It takes five weeks to be fully vaccinated with Pfizer’s vaccine, the only one authorized for adolescents ages 12 to 17. That means, for example, Atlanta students need to get their first shot by July 1 to be fully immunized by the first day of school on August 5.
“Get them vaccinated. Vaccine provides, without a doubt, the best protection against Covid, and we want our schools to be safe and we want our children to go back to school,” said Dr. William Schaffner, a longtime vaccine adviser to the US Centers for Disease Control and Prevention. “We have two grandchildren in that age group, and they have been vaccinated, so do not only as I say, but do as my family has done.”
Parental worries about heart ailment
The seven-day average of first doses administered to this age group peaked at 220,401 on May 22, the day before the articles. That number dropped to a low of 62,424 on June 20, the most recent day for which data was available.
According to CDC data, out of more than 300 million doses administered, there have been 1,226 preliminary reports of myocarditis, with males ages 12 to 24 having unusually high rates.
That risk pales in comparison with the risks from Covid-19, the CDC says.
Among adolescent boys ages 12 to 17, CDC researchers estimate that for every 1 million second-dose vaccinations, 5,700 Covid-19 cases, 215 hospitalizations, 71 intensive care unit admissions and two deaths would be prevented. It’s estimated there might be 56 to 69 myocarditis cases.
Schaffner said he understood that the myocarditis risk might make parents nervous, but that the risk of Covid-19 should make them much more nervous.
“People think that doing nothing is not a decision. But not vaccinating your child is a decision, and it’s a decision that puts them at risk,” he said.
Getting the message out

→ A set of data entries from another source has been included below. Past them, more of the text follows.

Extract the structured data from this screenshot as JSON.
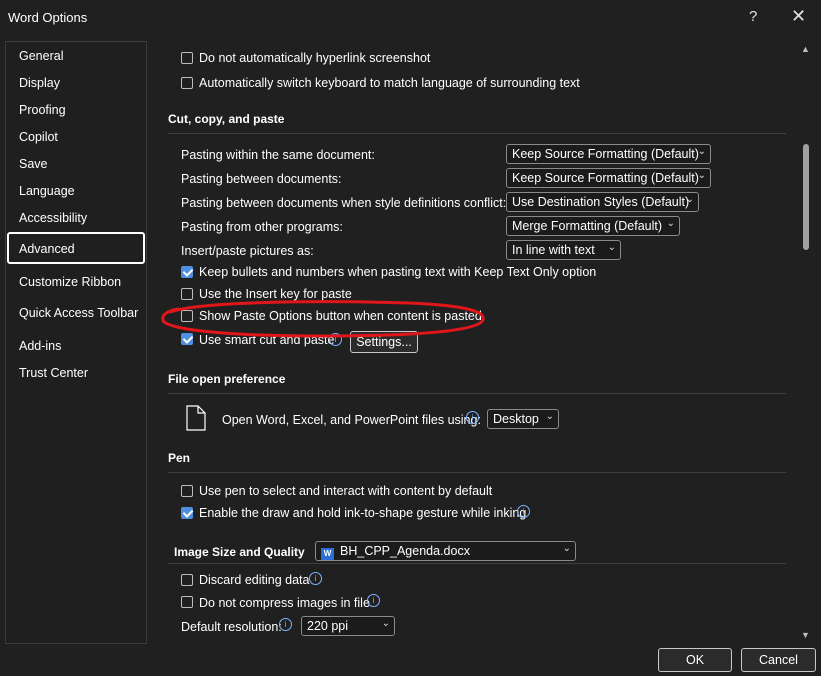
{
  "window": {
    "title": "Word Options",
    "help_icon": "?",
    "close_icon": "✕"
  },
  "sidebar": {
    "items": [
      {
        "label": "General"
      },
      {
        "label": "Display"
      },
      {
        "label": "Proofing"
      },
      {
        "label": "Copilot"
      },
      {
        "label": "Save"
      },
      {
        "label": "Language"
      },
      {
        "label": "Accessibility"
      },
      {
        "label": "Advanced"
      },
      {
        "label": "Customize Ribbon"
      },
      {
        "label": "Quick Access Toolbar"
      },
      {
        "label": "Add-ins"
      },
      {
        "label": "Trust Center"
      }
    ],
    "selected": "Advanced"
  },
  "top_options": [
    {
      "label": "Do not automatically hyperlink screenshot",
      "checked": false
    },
    {
      "label": "Automatically switch keyboard to match language of surrounding text",
      "checked": false
    }
  ],
  "cut_copy_paste": {
    "heading": "Cut, copy, and paste",
    "rows": [
      {
        "label": "Pasting within the same document:",
        "value": "Keep Source Formatting (Default)"
      },
      {
        "label": "Pasting between documents:",
        "value": "Keep Source Formatting (Default)"
      },
      {
        "label": "Pasting between documents when style definitions conflict:",
        "value": "Use Destination Styles (Default)"
      },
      {
        "label": "Pasting from other programs:",
        "value": "Merge Formatting (Default)"
      },
      {
        "label": "Insert/paste pictures as:",
        "value": "In line with text"
      }
    ],
    "checks": [
      {
        "label": "Keep bullets and numbers when pasting text with Keep Text Only option",
        "checked": true
      },
      {
        "label": "Use the Insert key for paste",
        "checked": false
      },
      {
        "label": "Show Paste Options button when content is pasted",
        "checked": false
      },
      {
        "label": "Use smart cut and paste",
        "checked": true
      }
    ],
    "settings_button": "Settings...",
    "highlight_color": "#e0161b"
  },
  "file_open": {
    "heading": "File open preference",
    "label": "Open Word, Excel, and PowerPoint files using:",
    "value": "Desktop"
  },
  "pen": {
    "heading": "Pen",
    "checks": [
      {
        "label": "Use pen to select and interact with content by default",
        "checked": false
      },
      {
        "label": "Enable the draw and hold ink-to-shape gesture while inking",
        "checked": true
      }
    ]
  },
  "image_size": {
    "heading": "Image Size and Quality",
    "document": "BH_CPP_Agenda.docx",
    "checks": [
      {
        "label": "Discard editing data",
        "checked": false
      },
      {
        "label": "Do not compress images in file",
        "checked": false
      }
    ],
    "resolution_label": "Default resolution:",
    "resolution_value": "220 ppi"
  },
  "footer": {
    "ok": "OK",
    "cancel": "Cancel"
  },
  "colors": {
    "accent": "#4f8fe0",
    "background": "#202020",
    "info": "#7eb3ff"
  }
}
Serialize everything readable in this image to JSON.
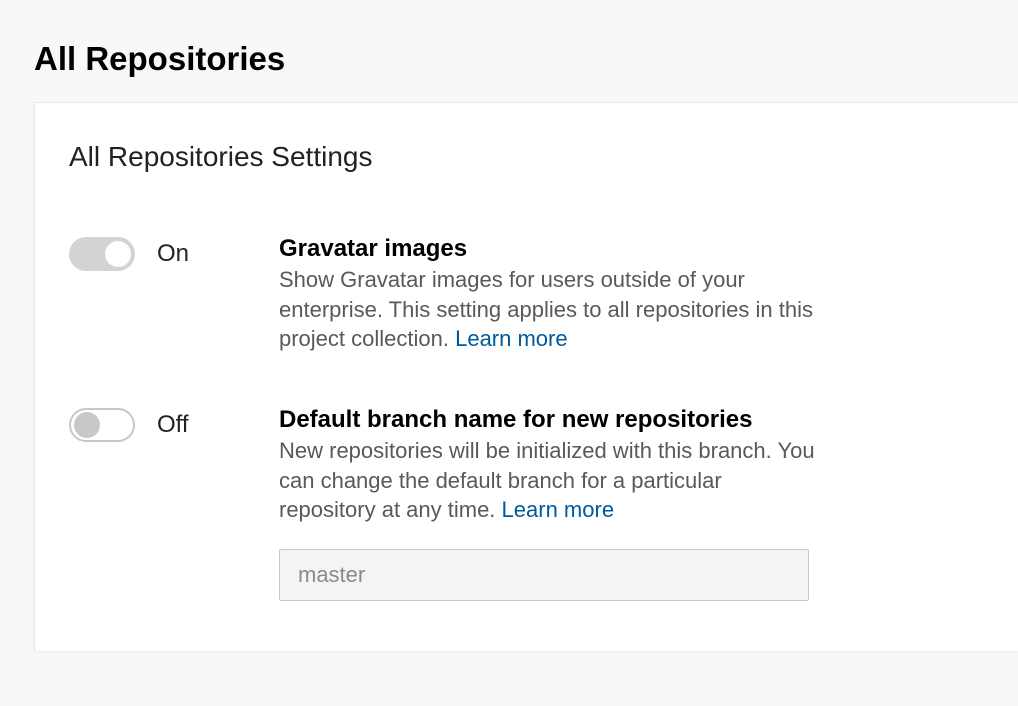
{
  "page": {
    "title": "All Repositories"
  },
  "card": {
    "title": "All Repositories Settings"
  },
  "settings": {
    "gravatar": {
      "toggle_state": "On",
      "title": "Gravatar images",
      "description": "Show Gravatar images for users outside of your enterprise. This setting applies to all repositories in this project collection. ",
      "learn_more": "Learn more"
    },
    "default_branch": {
      "toggle_state": "Off",
      "title": "Default branch name for new repositories",
      "description": "New repositories will be initialized with this branch. You can change the default branch for a particular repository at any time. ",
      "learn_more": "Learn more",
      "input_placeholder": "master"
    }
  }
}
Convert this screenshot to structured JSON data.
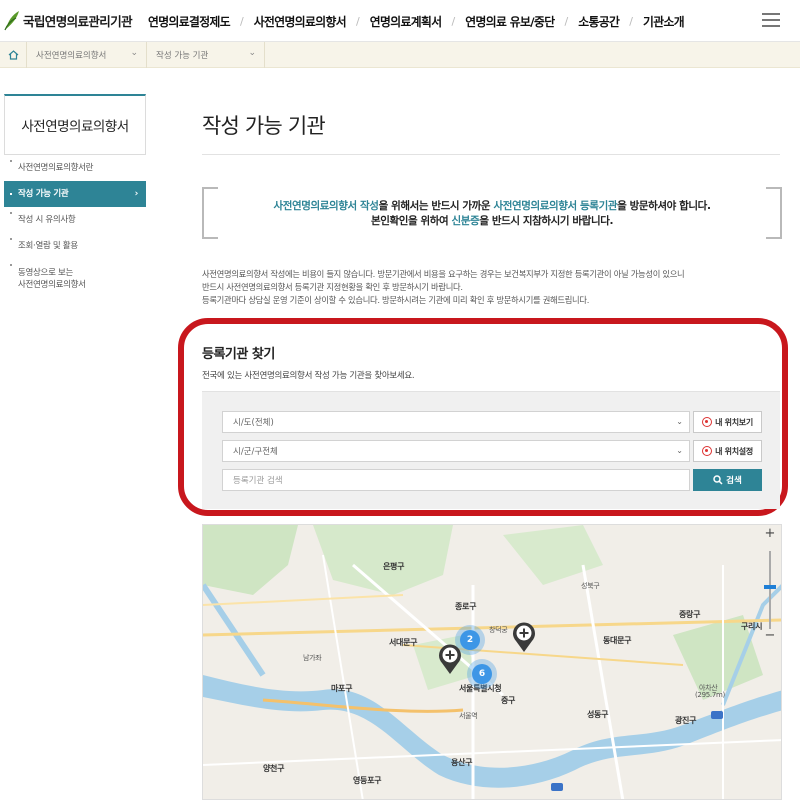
{
  "header": {
    "logo_text": "국립연명의료관리기관",
    "nav": [
      "연명의료결정제도",
      "사전연명의료의향서",
      "연명의료계획서",
      "연명의료 유보/중단",
      "소통공간",
      "기관소개"
    ],
    "separator": "/"
  },
  "breadcrumb": {
    "items": [
      "사전연명의료의향서",
      "작성 가능 기관"
    ]
  },
  "sidebar": {
    "title": "사전연명의료의향서",
    "items": [
      {
        "label": "사전연명의료의향서란"
      },
      {
        "label": "작성 가능 기관"
      },
      {
        "label": "작성 시 유의사항"
      },
      {
        "label": "조회·열람 및 활용"
      },
      {
        "label_line1": "동영상으로 보는",
        "label_line2": "사전연명의료의향서"
      }
    ]
  },
  "main": {
    "title": "작성 가능 기관",
    "notice": {
      "l1_a": "사전연명의료의향서 작성",
      "l1_b": "을 위해서는 반드시 가까운 ",
      "l1_c": "사전연명의료의향서 등록기관",
      "l1_d": "을 방문하셔야 합니다.",
      "l2_a": "본인확인을 위하여 ",
      "l2_b": "신분증",
      "l2_c": "을 반드시 지참하시기 바랍니다."
    },
    "desc": [
      "사전연명의료의향서 작성에는 비용이 들지 않습니다. 방문기관에서 비용을 요구하는 경우는 보건복지부가 지정한 등록기관이 아닐 가능성이 있으니",
      "반드시 사전연명의료의향서 등록기관 지정현황을 확인 후 방문하시기 바랍니다.",
      "등록기관마다 상담실 운영 기준이 상이할 수 있습니다. 방문하시려는 기관에 미리 확인 후 방문하시기를 권해드립니다."
    ]
  },
  "search": {
    "title": "등록기관 찾기",
    "subtitle": "전국에 있는 사전연명의료의향서 작성 가능 기관을 찾아보세요.",
    "sido_selected": "시/도(전체)",
    "sigungu_selected": "시/군/구전체",
    "input_placeholder": "등록기관 검색",
    "my_location_btn": "내 위치보기",
    "set_location_btn": "내 위치설정",
    "search_btn": "검색"
  },
  "map": {
    "zoom_in": "+",
    "zoom_out": "−",
    "clusters": [
      "2",
      "6"
    ],
    "labels": {
      "seongbuk": "성북구",
      "jongno": "종로구",
      "seodaemun": "서대문구",
      "junggu": "중구",
      "cityhall": "서울특별시청",
      "yongsan": "용산구",
      "mapo": "마포구",
      "dongdaemun": "동대문구",
      "jungnang": "중랑구",
      "gwangjin": "광진구",
      "seongdong": "성동구",
      "eunpyeong": "은평구",
      "guri": "구리시",
      "achasan": "아차산",
      "achasan_h": "(295.7m)",
      "yeongdeungpo": "영등포구",
      "yangcheon": "양천구",
      "namgaja": "남가좌",
      "seoulstation": "서울역",
      "changdeok": "창덕궁"
    }
  }
}
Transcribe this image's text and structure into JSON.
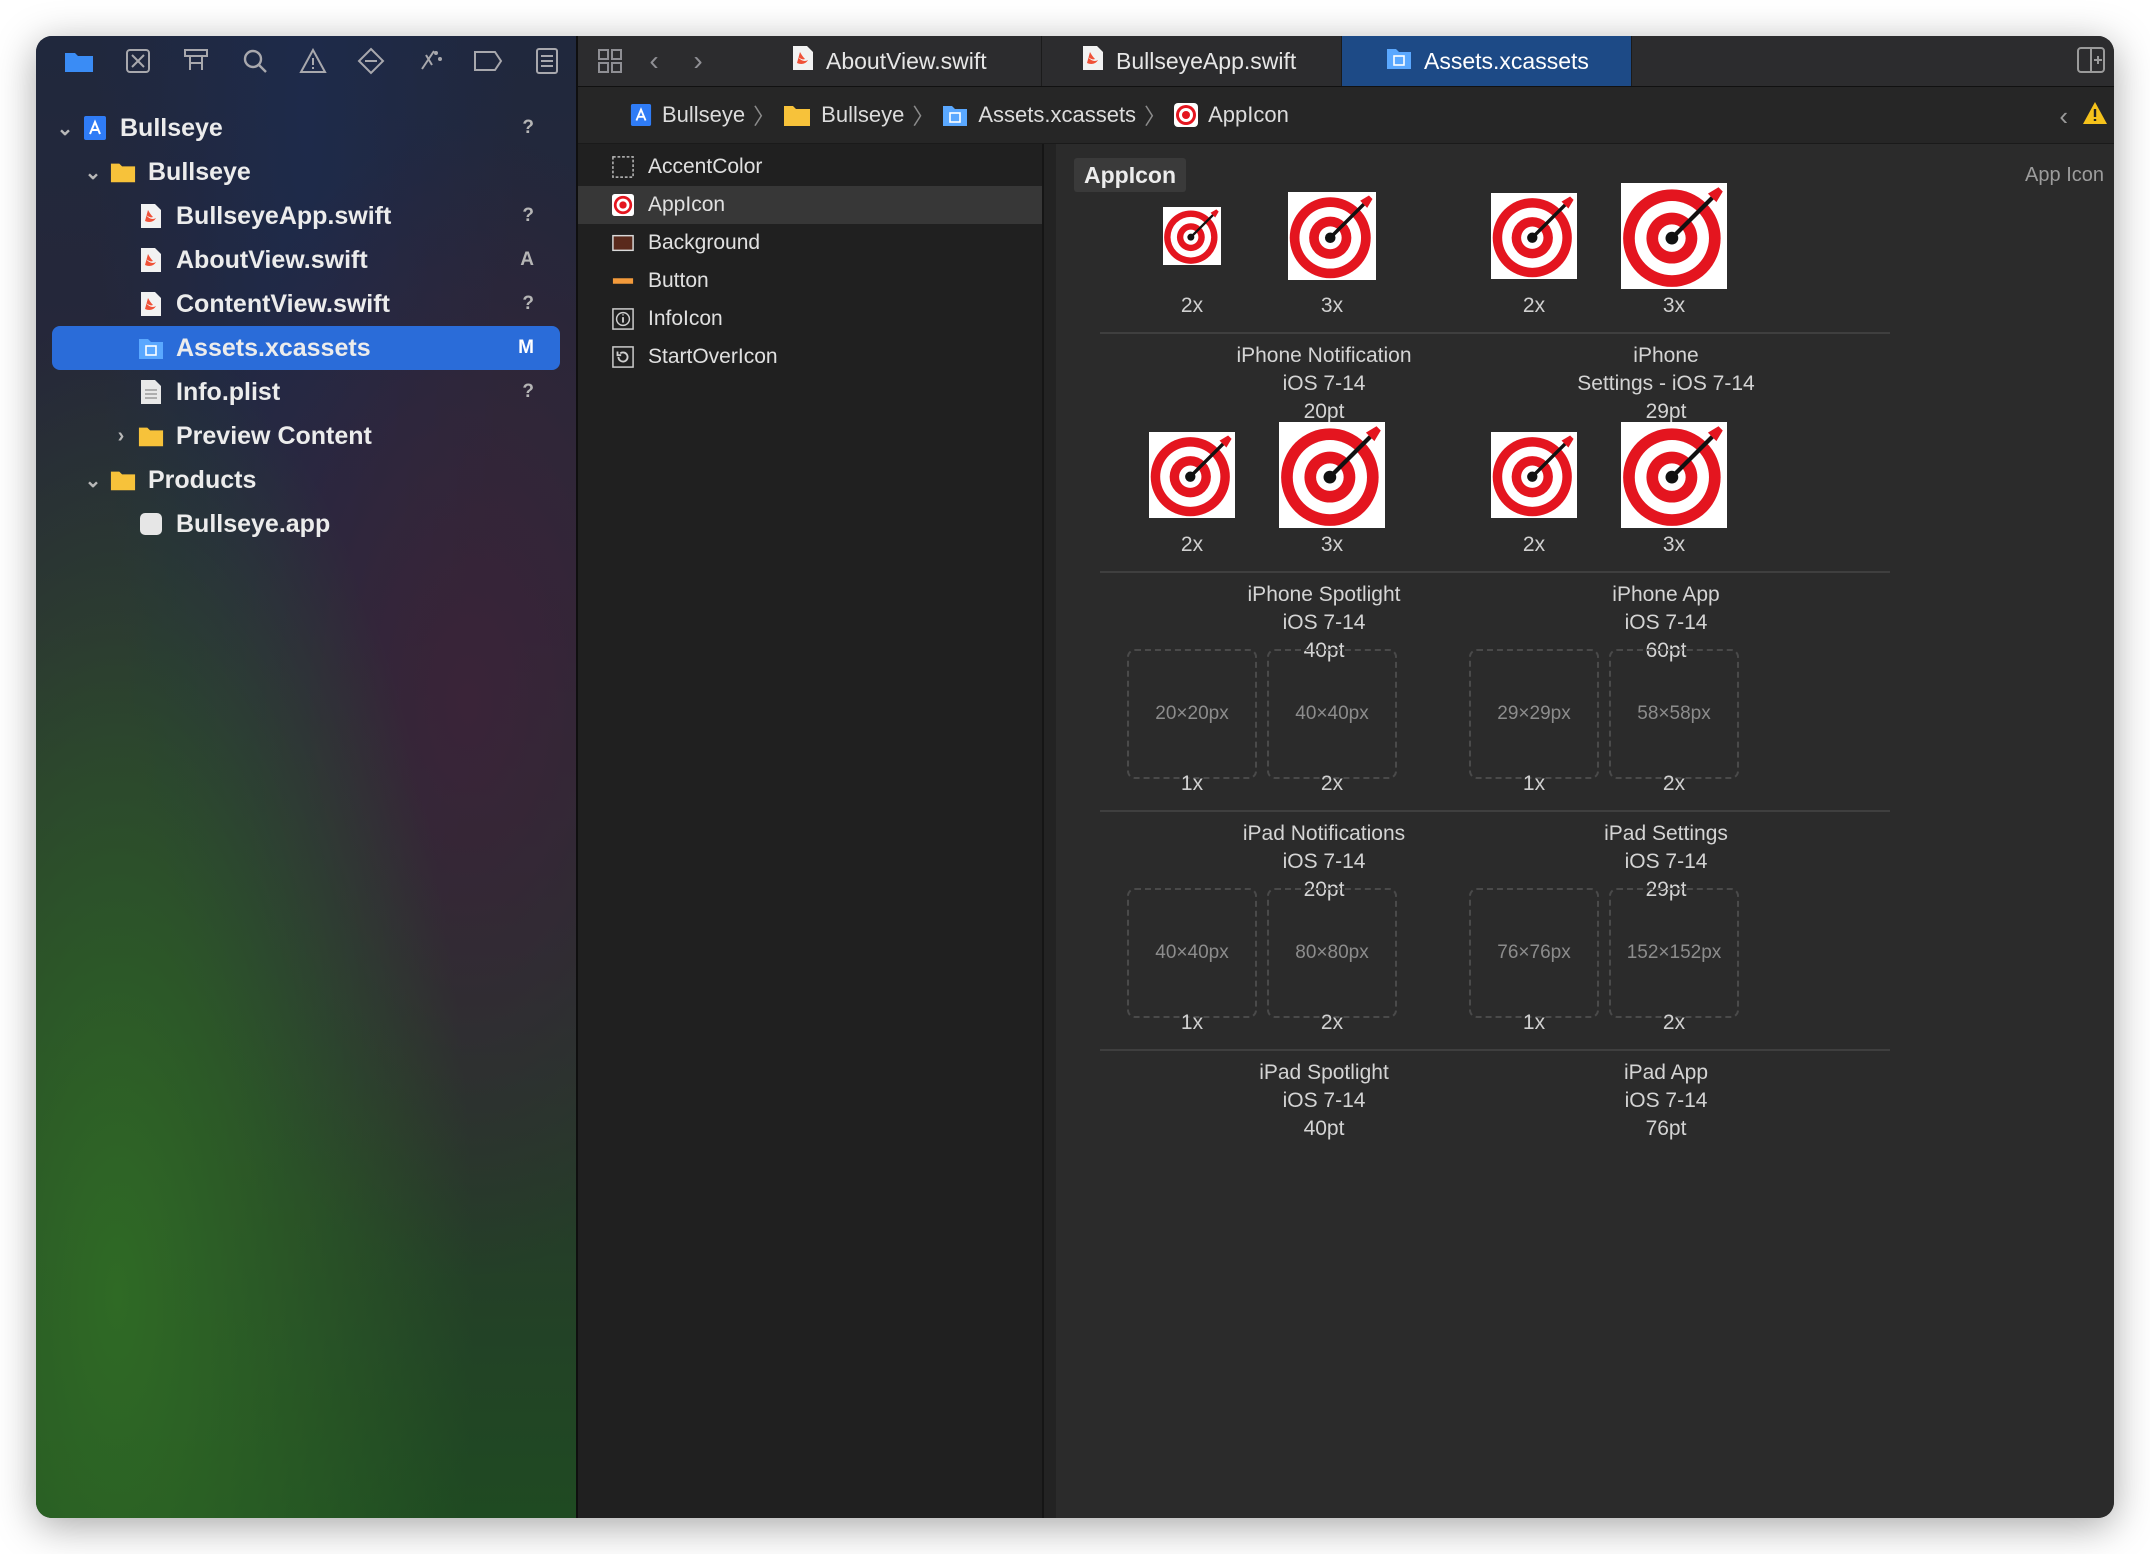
{
  "tabs": [
    {
      "label": "AboutView.swift",
      "icon": "swift-file-icon"
    },
    {
      "label": "BullseyeApp.swift",
      "icon": "swift-file-icon"
    },
    {
      "label": "Assets.xcassets",
      "icon": "asset-catalog-icon"
    }
  ],
  "breadcrumb": [
    "Bullseye",
    "Bullseye",
    "Assets.xcassets",
    "AppIcon"
  ],
  "navigator": [
    {
      "label": "Bullseye",
      "status": "?",
      "icon": "project-icon"
    },
    {
      "label": "Bullseye",
      "status": "",
      "icon": "folder-icon"
    },
    {
      "label": "BullseyeApp.swift",
      "status": "?",
      "icon": "swift-file-icon"
    },
    {
      "label": "AboutView.swift",
      "status": "A",
      "icon": "swift-file-icon"
    },
    {
      "label": "ContentView.swift",
      "status": "?",
      "icon": "swift-file-icon"
    },
    {
      "label": "Assets.xcassets",
      "status": "M",
      "icon": "asset-catalog-icon"
    },
    {
      "label": "Info.plist",
      "status": "?",
      "icon": "plist-icon"
    },
    {
      "label": "Preview Content",
      "status": "",
      "icon": "folder-icon"
    },
    {
      "label": "Products",
      "status": "",
      "icon": "folder-icon"
    },
    {
      "label": "Bullseye.app",
      "status": "",
      "icon": "app-icon"
    }
  ],
  "assets": [
    "AccentColor",
    "AppIcon",
    "Background",
    "Button",
    "InfoIcon",
    "StartOverIcon"
  ],
  "content": {
    "title": "AppIcon",
    "kind": "App Icon",
    "groups": [
      {
        "l1": "iPhone Notification",
        "l2": "iOS 7-14",
        "l3": "20pt",
        "slots": [
          {
            "scale": "2x",
            "size": ""
          },
          {
            "scale": "3x",
            "size": ""
          }
        ]
      },
      {
        "l1": "iPhone",
        "l2": "Settings - iOS 7-14",
        "l3": "29pt",
        "slots": [
          {
            "scale": "2x",
            "size": ""
          },
          {
            "scale": "3x",
            "size": ""
          }
        ]
      },
      {
        "l1": "iPhone Spotlight",
        "l2": "iOS 7-14",
        "l3": "40pt",
        "slots": [
          {
            "scale": "2x",
            "size": ""
          },
          {
            "scale": "3x",
            "size": ""
          }
        ]
      },
      {
        "l1": "iPhone App",
        "l2": "iOS 7-14",
        "l3": "60pt",
        "slots": [
          {
            "scale": "2x",
            "size": ""
          },
          {
            "scale": "3x",
            "size": ""
          }
        ]
      },
      {
        "l1": "iPad Notifications",
        "l2": "iOS 7-14",
        "l3": "20pt",
        "slots": [
          {
            "scale": "1x",
            "size": "20×20px"
          },
          {
            "scale": "2x",
            "size": "40×40px"
          }
        ]
      },
      {
        "l1": "iPad Settings",
        "l2": "iOS 7-14",
        "l3": "29pt",
        "slots": [
          {
            "scale": "1x",
            "size": "29×29px"
          },
          {
            "scale": "2x",
            "size": "58×58px"
          }
        ]
      },
      {
        "l1": "iPad Spotlight",
        "l2": "iOS 7-14",
        "l3": "40pt",
        "slots": [
          {
            "scale": "1x",
            "size": "40×40px"
          },
          {
            "scale": "2x",
            "size": "80×80px"
          }
        ]
      },
      {
        "l1": "iPad App",
        "l2": "iOS 7-14",
        "l3": "76pt",
        "slots": [
          {
            "scale": "1x",
            "size": "76×76px"
          },
          {
            "scale": "2x",
            "size": "152×152px"
          }
        ]
      }
    ]
  },
  "colors": {
    "accent": "#2a6cd9",
    "target_red": "#e4151f",
    "active_tab": "#1d4a86"
  }
}
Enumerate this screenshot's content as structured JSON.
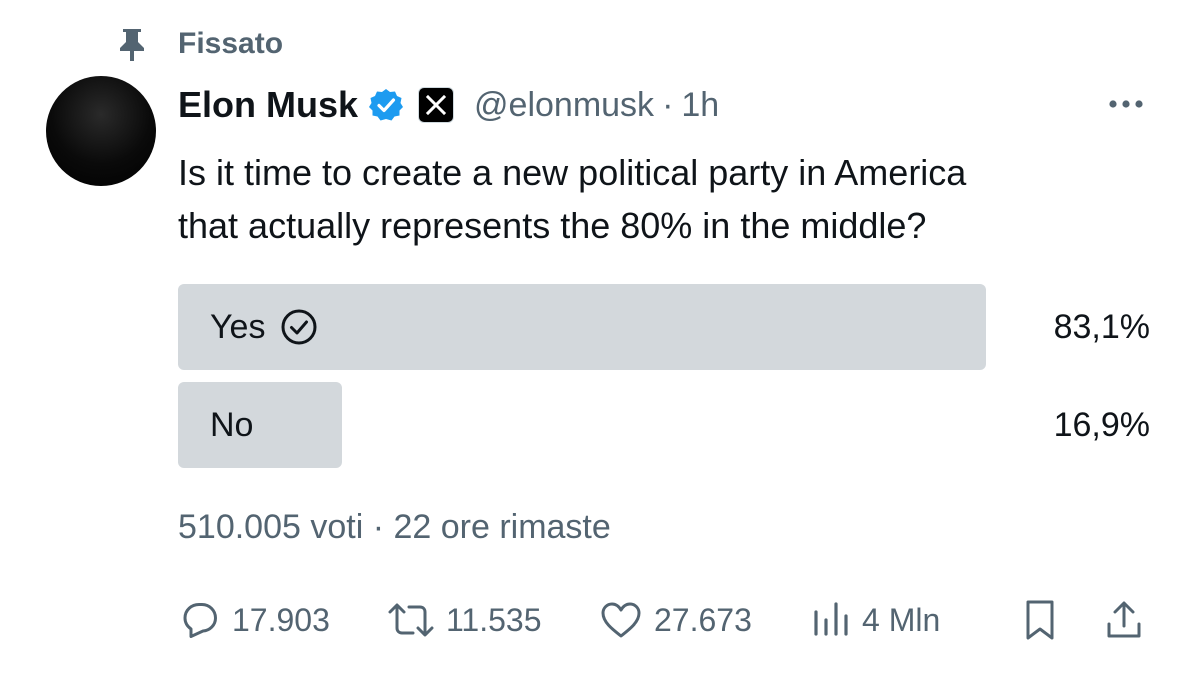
{
  "pinned": {
    "label": "Fissato"
  },
  "author": {
    "name": "Elon Musk",
    "handle": "@elonmusk",
    "separator": "·",
    "time": "1h"
  },
  "tweet": {
    "line1": "Is it time to create a new political party in America",
    "line2": "that actually represents the 80% in the middle?"
  },
  "poll": {
    "options": [
      {
        "label": "Yes",
        "percent": "83,1%",
        "value": 0.831,
        "selected": true
      },
      {
        "label": "No",
        "percent": "16,9%",
        "value": 0.169,
        "selected": false
      }
    ],
    "meta": "510.005 voti · 22 ore rimaste"
  },
  "actions": {
    "replies": "17.903",
    "reposts": "11.535",
    "likes": "27.673",
    "views": "4 Mln"
  },
  "colors": {
    "text": "#0f1419",
    "secondary": "#536471",
    "verified": "#1d9bf0",
    "poll_bar": "#d3d8dc"
  },
  "icons": [
    "pin-icon",
    "verified-icon",
    "x-logo-icon",
    "more-icon",
    "check-circle-icon",
    "reply-icon",
    "repost-icon",
    "like-icon",
    "views-icon",
    "bookmark-icon",
    "share-icon"
  ]
}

Schaffner and others said they felt the US Department of Health and Human Services hasn’t done enough marketing to parents about the importance of Covid-19 vaccination.
“The messaging about Covid vaccination has not been optimal. The federal government moves very, very slowly,” said Schaffner, a member of the CDC’s Advisory Committee on Immunization Practices.
“I’ve been talking with other moms, and there just hasn’t been much outreach,” added Dr. Leana Wen, a CNN medical analyst and former Baltimore health commissioner. “Every Lyft and Uber should have ads. I drive from Baltimore into [Washington] DC and I don’t see billboards about vaccination. Why aren’t they everywhere?”
The spokesperson added that CDC Director Dr. Rochelle Walensky and US Surgeon General Dr. Vivek Murthy hosted a press call with “mommy bloggers” and outlets targeted at parents and women.
“Students from around the country are now reaching out peer to peer [to help] other adolescents and young adults understand the facts about the vaccine,” Murthy said.
Justin Lape, Keri Enriquez and John Bonifield contributed to this report.